briefing, all the paraphernalia that goes withI hope I
am not being discourteous to anybodyrunning a government
department. We are responsible for what we say in court and people
should not have to defend us or criticise us publicly until it
goes to a higher court.
We have all become very aware of and are sympathetic to the problem,
and you have articulated it in a way we have not heard quite so
clearly, but the problem with the media is that they abhor a vacuum
and into a vacuum they will put whatever is necessary to keep
the story going. I see the problem.
Sir Igor Judge: Do you mind, may I just show
you the sort of thing you are up against? I am now going to show
you two newspaper headlines the morning after the British crime
statistics were published. I use this on a lecture I give on sentencing,
if you will forgive me. You will not know which newspaper it is
but here is the headline in one newspaper: "Lawless UK".
"Serious violence up 15 per cent; sex offences up 7 per cent;
violence with no injury up 24 per cent." Another newspaper:
"CrimeThe Truth". "New figures reveal that
crime has fallen 39 per cent. The falling crime rate: vandalism
down 27 per cent, vehicle theft down 51 per cent, all violent
crime including rape down 36 per cent." What was I reading
here"Serious violence up 15 per cent; sex offences
up 7 per cent; violence with no injury up 24 per cent." The
newspaper editors of those two particular newspapers would get
hold of a sentencing decision by a judge and they might very well
have a completely different angle on the decision.

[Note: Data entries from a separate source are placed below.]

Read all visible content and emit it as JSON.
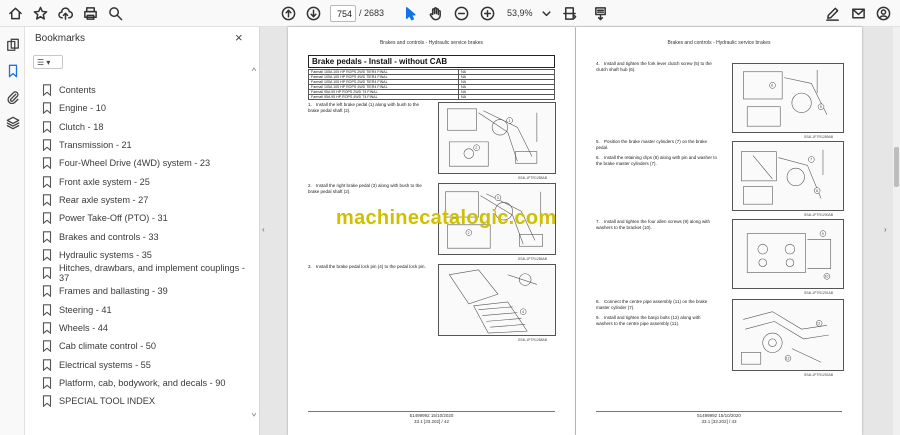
{
  "toolbar": {
    "current_page": "754",
    "page_total": "/ 2683",
    "zoom": "53,9%"
  },
  "panel": {
    "title": "Bookmarks",
    "close_glyph": "×",
    "options_glyph": "☰ ▾"
  },
  "bookmarks": [
    "Contents",
    "Engine - 10",
    "Clutch - 18",
    "Transmission - 21",
    "Four-Wheel Drive (4WD) system - 23",
    "Front axle system - 25",
    "Rear axle system - 27",
    "Power Take-Off (PTO) - 31",
    "Brakes and controls - 33",
    "Hydraulic systems - 35",
    "Hitches, drawbars, and implement couplings - 37",
    "Frames and ballasting - 39",
    "Steering - 41",
    "Wheels - 44",
    "Cab climate control - 50",
    "Electrical systems - 55",
    "Platform, cab, bodywork, and decals - 90",
    "SPECIAL TOOL INDEX"
  ],
  "left_page": {
    "header": "Brakes and controls - Hydraulic service brakes",
    "title": "Brake pedals - Install - without CAB",
    "table": [
      [
        "Farmall 105A 105 HP ROPS 2WD TIER4 FINAL",
        "NA"
      ],
      [
        "Farmall 105A 105 HP ROPS 4WD TIER4 FINAL",
        "NA"
      ],
      [
        "Farmall 105A 105 HP ROPS 2WD TIER4 FINAL",
        "NA"
      ],
      [
        "Farmall 105A 105 HP ROPS 4WD TIER4 FINAL",
        "NA"
      ],
      [
        "Farmall 95A 95 HP ROPS 2WD T4 FINAL",
        "NA"
      ],
      [
        "Farmall 95A 95 HP ROPS 4WD T4 FINAL",
        "NA"
      ]
    ],
    "steps": [
      {
        "num": "1.",
        "text": "Install the left brake pedal (1) along with bush to the brake pedal shaft (2)."
      },
      {
        "num": "2.",
        "text": "Install the right brake pedal (3) along with bush to the brake pedal shaft (2)."
      },
      {
        "num": "3.",
        "text": "Install the brake pedal lock pin (4) to the pedal lock pin."
      }
    ],
    "captions": [
      "SS4L1PTR1285AB",
      "SS4L1PTR1286AB",
      "SS4L1PTR1288AB"
    ],
    "footer_code": "51499992 15/10/2020",
    "footer_page": "33.1 [33.202] / 42"
  },
  "right_page": {
    "header": "Brakes and controls - Hydraulic service brakes",
    "steps": [
      {
        "num": "4.",
        "text": "Install and tighten the fork lever clutch screw (5) to the clutch shaft hub (6)."
      },
      {
        "num": "5.",
        "text": "Position the brake master cylinders (7) on the brake pedal."
      },
      {
        "num": "6.",
        "text": "Install the retaining clips (8) along with pin and washer to the brake master cylinders (7)."
      },
      {
        "num": "7.",
        "text": "Install and tighten the four allen screws (9) along with washers to the bracket (10)."
      },
      {
        "num": "8.",
        "text": "Connect the centre pipe assembly (11) on the brake master cylinder (7)."
      },
      {
        "num": "9.",
        "text": "Install and tighten the banjo bolts (12) along with washers to the centre pipe assembly (11)."
      }
    ],
    "captions": [
      "SS4L1PTR1289AB",
      "SS4L1PTR1290AB",
      "SS4L1PTR1291AB",
      "SS4L1PTR1292AB"
    ],
    "footer_code": "51499992 15/10/2020",
    "footer_page": "33.1 [33.202] / 43"
  },
  "watermark": "machinecatalogic.com",
  "colors": {
    "accent": "#1473e6",
    "watermark": "#cfc000",
    "viewer_bg": "#e6e6e6"
  }
}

We had an example
of that last week where, sitting with the Lord Chief Justice,
we decided to allow an appeal against sentence on the basis that
this was not a prison caseit was an assault occasioning
actual bodily harmand it got a lot of headlines. I will
not go into the details of the case but there were very serious
criticisms made of the decision and there were also some favourable
comments; there was no spokesperson who could possibly have said
anything about that case.
Lord Rowlands: You do not need a Judicial
Q279 Baroness O'Cathain:
I was going to say exactly the same thing.
Sir Igor Judge: If I may, the answer is yes,
but not to act as a spokesman to justify a judicial decision.